How Your Office Design Can Help With Your Work Life Balance

Posted on August 1, 2017 by Cindy Goodman in Miami Herald Blog

If you are stressed out at work, it may be because your office is designed in a way that creates tension. You may not have even considered that, right? 

Today, my guest is Juliana Fernandez, founder and principal of AEI U.S. Studio, the North American office of AEI, a world-class commercial design firm that is among the largest in Latin America. She has a lot to say about how the way office design affects our stress levels and how the right design can help with our work life balance.

Juliana has led office design projects in Miami, Latin America and New York and has more than 22 years of experience. Her clients include Microsoft, Coca Cola and Holland & Knight. So, let's talk design….

Juliana Fernandez (1)

By Juliana Fernandez

As employees spend more time working and staying connected to their jobs 24-7 via
smartphones, tablets and desktops, the boundaries between work-life balance are
becoming blurred. This has sparked a need for employers to take responsibility to address how their office environment plays a critical role in employee health.

From my day-to-day experience as a design professional, I have found that establishing
an office space where employees desire to spend their time is important. I have repeatedly experienced that even the smallest office changes speak to the value of making employee wellbeing a priority.

Yet, design is often overlooked when considering the foundation of improving burnout
rates and promoting healthy retention. This is unfortunate, as I have seen how
innovative workspaces can improve wellness and alleviates stress, while ultimately
encouraging movement, getting employees out from behind their desks, and fostering
interaction among colleagues.

At our firm, we employ in-house psychologists and anthropologists to design office
spaces that combat the stressful environment of workplaces to encourage and support
employee health and well-being. Our team possesses extensive experience in
workplace strategies, organizational culture and worker behavior. In fact, these
psychological elements should ideally play an integral role in today’s office design
process.

To really make a positive impact in the workplace environment and reduce employees’
stress in the office, here are the fundamental design factors that I have found to be
tremendously effective:

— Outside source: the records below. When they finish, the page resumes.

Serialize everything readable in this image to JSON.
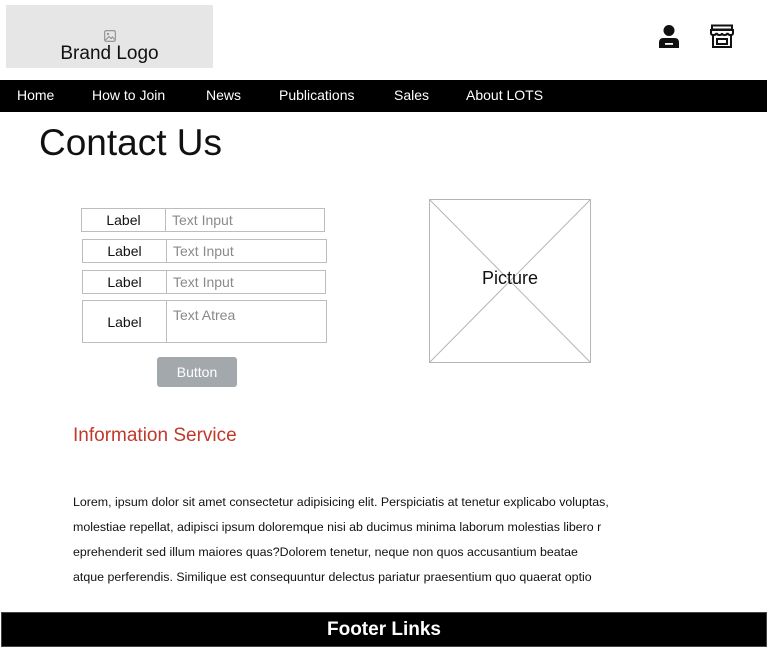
{
  "header": {
    "logo_text": "Brand Logo",
    "icons": [
      "image-icon",
      "user-icon",
      "store-icon"
    ]
  },
  "nav": {
    "items": [
      {
        "label": "Home"
      },
      {
        "label": "How to Join"
      },
      {
        "label": "News"
      },
      {
        "label": "Publications"
      },
      {
        "label": "Sales"
      },
      {
        "label": "About LOTS"
      }
    ]
  },
  "main": {
    "title": "Contact Us",
    "form": {
      "rows": [
        {
          "label": "Label",
          "placeholder": "Text Input",
          "value": ""
        },
        {
          "label": "Label",
          "placeholder": "Text Input",
          "value": ""
        },
        {
          "label": "Label",
          "placeholder": "Text Input",
          "value": ""
        },
        {
          "label": "Label",
          "placeholder": "Text Atrea",
          "value": ""
        }
      ],
      "button_label": "Button"
    },
    "picture_label": "Picture",
    "section_heading": "Information Service",
    "body_lines": [
      "Lorem, ipsum dolor sit amet consectetur adipisicing elit. Perspiciatis at tenetur explicabo voluptas,",
      "molestiae repellat, adipisci ipsum doloremque nisi ab ducimus minima laborum molestias libero r",
      "eprehenderit sed illum maiores quas?Dolorem tenetur, neque non quos accusantium beatae",
      "atque perferendis. Similique est consequuntur delectus pariatur praesentium quo quaerat optio"
    ]
  },
  "footer": {
    "label": "Footer Links"
  },
  "colors": {
    "nav_bg": "#000000",
    "accent_heading": "#c0392b",
    "button_bg": "#a3a8ad",
    "logo_bg": "#e6e6e6"
  }
}
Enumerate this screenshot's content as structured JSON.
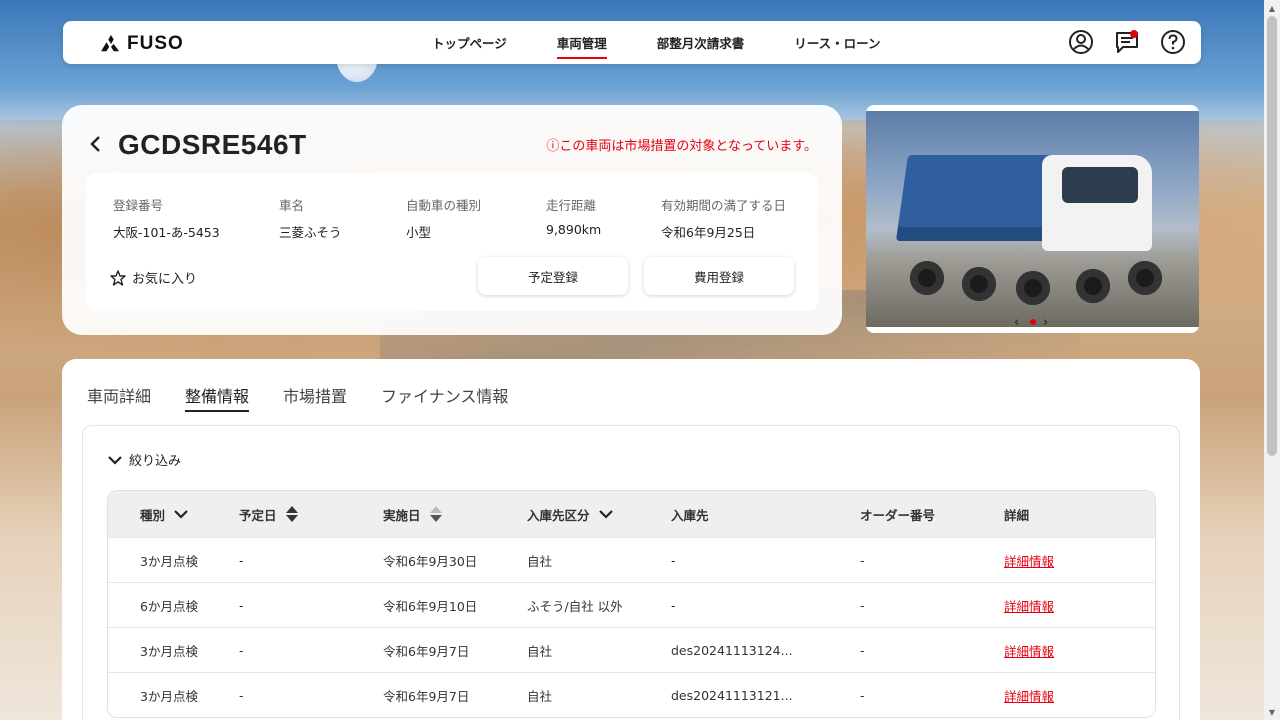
{
  "header": {
    "logo_text": "FUSO",
    "nav": [
      "トップページ",
      "車両管理",
      "部整月次請求書",
      "リース・ローン"
    ],
    "active_nav": 1
  },
  "vehicle": {
    "plate": "GCDSRE546T",
    "recall_notice": "ⓘこの車両は市場措置の対象となっています。",
    "fields": [
      {
        "label": "登録番号",
        "value": "大阪-101-あ-5453"
      },
      {
        "label": "車名",
        "value": "三菱ふそう"
      },
      {
        "label": "自動車の種別",
        "value": "小型"
      },
      {
        "label": "走行距離",
        "value": "9,890km"
      },
      {
        "label": "有効期間の満了する日",
        "value": "令和6年9月25日"
      }
    ],
    "favorite_label": "お気に入り",
    "schedule_button": "予定登録",
    "cost_button": "費用登録"
  },
  "carousel": {
    "active_index": 0
  },
  "tabs": [
    "車両詳細",
    "整備情報",
    "市場措置",
    "ファイナンス情報"
  ],
  "active_tab": 1,
  "filter_label": "絞り込み",
  "table": {
    "headers": [
      "種別",
      "予定日",
      "実施日",
      "入庫先区分",
      "入庫先",
      "オーダー番号",
      "詳細"
    ],
    "rows": [
      [
        "3か月点検",
        "-",
        "令和6年9月30日",
        "自社",
        "-",
        "-",
        "詳細情報"
      ],
      [
        "6か月点検",
        "-",
        "令和6年9月10日",
        "ふそう/自社 以外",
        "-",
        "-",
        "詳細情報"
      ],
      [
        "3か月点検",
        "-",
        "令和6年9月7日",
        "自社",
        "des20241113124...",
        "-",
        "詳細情報"
      ],
      [
        "3か月点検",
        "-",
        "令和6年9月7日",
        "自社",
        "des20241113121...",
        "-",
        "詳細情報"
      ]
    ]
  },
  "colors": {
    "accent": "#e60012",
    "card": "#ffffff",
    "table_header": "#efefef"
  }
}
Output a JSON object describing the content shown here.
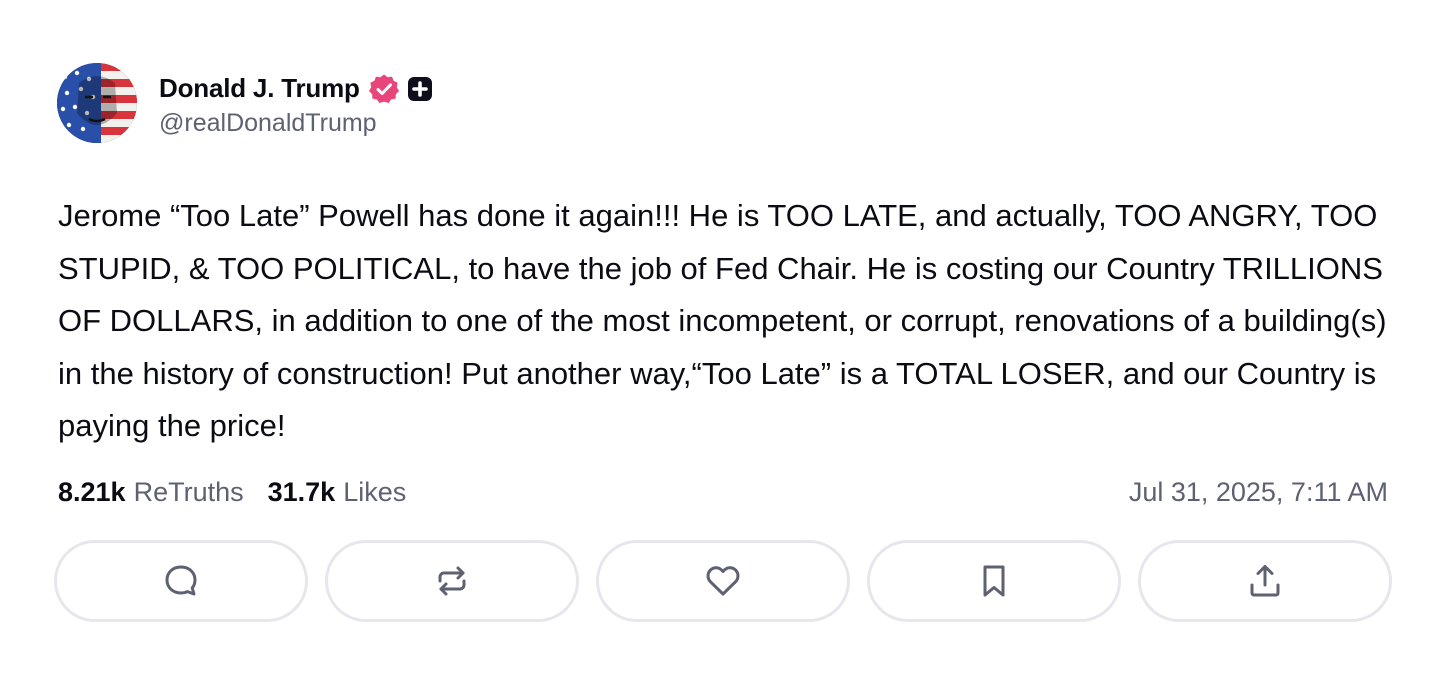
{
  "author": {
    "display_name": "Donald J. Trump",
    "handle": "@realDonaldTrump",
    "avatar_icon": "flag-face-avatar",
    "verified_icon": "verified-badge-icon",
    "badge_icon": "plus-badge-icon"
  },
  "post": {
    "text": "Jerome “Too Late” Powell has done it again!!! He is TOO LATE, and actually, TOO ANGRY, TOO STUPID, & TOO POLITICAL, to have the job of Fed Chair. He is costing our Country TRILLIONS OF DOLLARS, in addition to one of the most incompetent, or corrupt, renovations of a building(s) in the history of construction! Put another way,“Too Late” is a TOTAL LOSER, and our Country is paying the price!",
    "timestamp": "Jul 31, 2025, 7:11 AM"
  },
  "stats": {
    "retruths_count": "8.21k",
    "retruths_label": "ReTruths",
    "likes_count": "31.7k",
    "likes_label": "Likes"
  },
  "actions": [
    {
      "name": "reply",
      "icon": "comment-bubble-icon"
    },
    {
      "name": "retruth",
      "icon": "repost-arrows-icon"
    },
    {
      "name": "like",
      "icon": "heart-icon"
    },
    {
      "name": "bookmark",
      "icon": "bookmark-icon"
    },
    {
      "name": "share",
      "icon": "upload-share-icon"
    }
  ],
  "colors": {
    "text_primary": "#0b0b14",
    "text_secondary": "#5d6172",
    "verified_pink": "#e8457a",
    "button_border": "#e6e6ec",
    "icon_gray": "#5d6172"
  }
}
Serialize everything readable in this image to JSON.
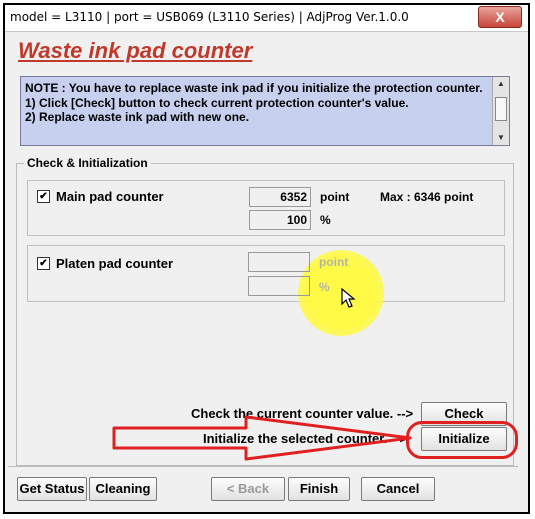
{
  "window": {
    "title": "model = L3110 | port = USB069 (L3110 Series) | AdjProg Ver.1.0.0",
    "close_label": "X"
  },
  "heading": "Waste ink pad counter",
  "note": {
    "text": "NOTE : You have to replace waste ink pad if you initialize the protection counter.\n1) Click [Check] button to check current protection counter's value.\n2) Replace waste ink pad with new one."
  },
  "group": {
    "label": "Check & Initialization",
    "main_pad": {
      "label": "Main pad counter",
      "checked": "✔",
      "point_value": "6352",
      "point_unit": "point",
      "max_label": "Max : 6346 point",
      "percent_value": "100",
      "percent_unit": "%"
    },
    "platen_pad": {
      "label": "Platen pad counter",
      "checked": "✔",
      "point_value": "",
      "point_unit": "point",
      "percent_value": "",
      "percent_unit": "%"
    },
    "check_hint": "Check the current counter value. -->",
    "check_button": "Check",
    "init_hint": "Initialize the selected counter. -->",
    "init_button": "Initialize"
  },
  "footer": {
    "get_status": "Get Status",
    "cleaning": "Cleaning",
    "back": "< Back",
    "finish": "Finish",
    "cancel": "Cancel"
  },
  "colors": {
    "heading": "#c0392b",
    "note_bg": "#c8d0f0",
    "annotation_red": "#e02020",
    "cursor_highlight": "#fff83c"
  }
}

Provide Natural Light. Give employees as much access to natural air and light as possible, which has proven to decrease headaches and respiratory diseases. Some ways this can be achieved include creating offices near the windows, opening closed office spaces up with the addition of glass, and moving closed rooms toward the core of
building.

Design for Egronomics. Take ergonomics into account by using the right office furniture to minimize muscular and bone diseases. Effective ergonomic design can contribute to reduction in muscle and nerve issues. For corporate design clients, I
typically implement adjustable computer screens in terms of height and distance
to make people feel comfortable and to improve their visual acuity.

Factor in space use.  Consider how to stay dynamic by balancing work and social spaces. This allows employees to choose where and how to work and empowers them – leading to increased job satisfaction and significant stress reduction. Also, where possible, incorporate game areas and intriguing breakrooms to give employees another reason to stay engaged and satisfied at work.

Consider worker needs. Determine team needs based on your specific profession and culture. Give periodic surveys to employees to understand their work space desires. If
possible, work with a crew of anthropologists to collect observations, interviews,
questionnaires and results from ‘Design Thinking’ workshops – led by design
firms such as ours – AEI U.S. Studio. I have found that this process ultimately
acknowledges the relationship between spaces, workers and organizational
culture, by analyzing if they complement each other or on the contrary they send
opposite messages.

Ultimately, my years as a design professional have taught me that creating
work spaces that reduce stress, increase healthy habits, support the physical welfare
of employees, and maximize productivity and lifestyle –  requires the buy in of a socially responsible employer. If created and executed properly, thoughtful office
design has proven to be a powerful tool to support employee performance, one that I
have found to be key for surviving the digital uprise.

Holland & Knight Miami

(Holland & Knight Miami office)

The Work/Life Balancing Act